Modify race_condition.c so that it opens the file using a flag that tells it to fail if the file exists.

Hint: man open, and write to the file using C library calls rather than the “system()” function call

Compile, run, and test that this fixes the race condition.

Look up and read about other types of race conditions such as those caused by multiple threads sharing the same data.

Format string attacks

Some functions such as printf() receive a format string, followed by multiple variables to display, as specified in the format string.

For example, to print the a message that includes a string (text) and an integer (whole number), the C code would be:

printf("Hello %s, you entered %d", string, number);

When printf() is run, it reads the format string, then looks to the stack for the data to replace the format string values. The “%s” is replaced by a string from the stack (input), and the “%d” is replaced by an integer (number).

An overview of format string specifiers:

The correct way of printing only the string, is:

printf("%s", string);

The lazy and vulnerable (bad) way would be to use code like this:

printf(string);

If a lazy programmer passes user input as the format string, an attacker can use clever tricks to view the contents of the stack, or even write to memory! This can lead to serious security vulnerabilities.

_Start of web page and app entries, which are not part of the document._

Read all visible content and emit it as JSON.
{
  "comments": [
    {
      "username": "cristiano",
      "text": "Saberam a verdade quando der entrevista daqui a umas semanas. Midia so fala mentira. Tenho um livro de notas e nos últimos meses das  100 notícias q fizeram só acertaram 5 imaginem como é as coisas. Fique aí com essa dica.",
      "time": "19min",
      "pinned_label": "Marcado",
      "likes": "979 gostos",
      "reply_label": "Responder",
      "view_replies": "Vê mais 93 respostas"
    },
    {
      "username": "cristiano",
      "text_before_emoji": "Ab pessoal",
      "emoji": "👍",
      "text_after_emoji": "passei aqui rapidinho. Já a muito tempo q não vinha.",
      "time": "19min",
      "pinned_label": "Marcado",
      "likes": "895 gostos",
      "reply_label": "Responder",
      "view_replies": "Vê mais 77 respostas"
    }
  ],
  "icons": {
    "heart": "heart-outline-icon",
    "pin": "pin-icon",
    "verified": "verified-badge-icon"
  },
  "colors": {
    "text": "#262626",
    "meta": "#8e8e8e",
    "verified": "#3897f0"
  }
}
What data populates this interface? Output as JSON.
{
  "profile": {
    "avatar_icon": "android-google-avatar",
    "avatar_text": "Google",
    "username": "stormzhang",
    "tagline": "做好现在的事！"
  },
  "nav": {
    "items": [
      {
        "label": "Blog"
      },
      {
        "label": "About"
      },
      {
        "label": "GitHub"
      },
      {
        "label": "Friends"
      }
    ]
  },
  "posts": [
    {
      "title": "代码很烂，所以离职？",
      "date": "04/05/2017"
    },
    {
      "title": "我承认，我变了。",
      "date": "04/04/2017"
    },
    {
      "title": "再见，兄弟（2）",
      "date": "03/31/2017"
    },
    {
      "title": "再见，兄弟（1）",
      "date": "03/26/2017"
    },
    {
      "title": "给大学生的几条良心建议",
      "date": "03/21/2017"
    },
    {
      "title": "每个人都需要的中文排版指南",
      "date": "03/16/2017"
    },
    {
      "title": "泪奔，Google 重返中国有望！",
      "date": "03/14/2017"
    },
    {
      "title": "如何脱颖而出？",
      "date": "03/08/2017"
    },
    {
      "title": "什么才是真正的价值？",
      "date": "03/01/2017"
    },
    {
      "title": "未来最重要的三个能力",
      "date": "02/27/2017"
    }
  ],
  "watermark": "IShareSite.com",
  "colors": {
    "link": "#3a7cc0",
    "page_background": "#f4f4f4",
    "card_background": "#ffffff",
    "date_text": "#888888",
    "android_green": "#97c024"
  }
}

Create and edit a new file “format_string_attack.c”:

vi format_string_attack.c

Enter the below C code:

#include <stdio.h>

int main() {

        int allowed_access = 0;        

        int secret_number = 42;

        char name [100];

        printf("What is your name?\n");

        fgets(name, sizeof(name), stdin);

        printf("You entered:\n");

        printf(name); // oops!

        if(strcmp(name, "secret\n") == 0) {

                allowed_access = 1;

        }

        if(allowed_access != 0) {

                printf("\nThe secret number is %d\n", secret_number);

        } else {

                printf("\nNot telling you the secret\n");

        }

}

Compile this program:

gcc format_string_attack.c -g -m32 -o format_string_attack

Try running the program, and enter the name “Bob”.

Run it again and enter “secret”. Note that the program is designed so that only someone called “secret” will be told the secret number. Ignoring the obviously weak authentication, lets focus on how we can exploit the line in bold — “print(name);” — using a format string attack.

So what happens if the user enters a format string specifier?

Try running the program, and enter the name “%d.

This results in a call to printf() which prompts it to read a number off the stack. Unfortunately there is no number passed as a parameter to printf(); however, printf() does not know this, and diligently reads from the stack, and displays a mysterious number.

Try running the program, and enter the name:

“AAAA %x %x %x %x %x %x %x %x %x %x %x %x %x %x %x %x %x %x %x %x %x %x %x %x %x %x %x %x %x %x %x”. (%x appears 31 times).

The result is that printf() works its way back down the stack, reading values and printing them in hex form. Note that the “41414141” represents the first “AAAA” from the input, which shows that we are successfully tricking the program into displaying the stack. The values before the 0x41414141 are not intended for printf(); but printf() works its way through whatever is on the stack, as though they were parameters passed to printf().

So what does this mean?: an attacker can read values off the stack. In this case the output includes the secret_number, 0x2a which equals decimal 42! Following that is the value 0, which specifies that we don’t have permission to access that information.

It is also possible to directly access specific memory areas and write to the stack. However, this is outside the scope of this lab.

Here are some good online tutorials:

Avoiding security holes when developing an application - Part 4: format strings

Format String Exploitation Tutorial

What format string specifier can be used to write arbitrary data?

Extra challenge (optional): exploit the format string vulnerability in the above program to overwrite the value of allowed_access to gain access to the secret_number printing behaviour.

Conclusion

At this point you have:

Well done!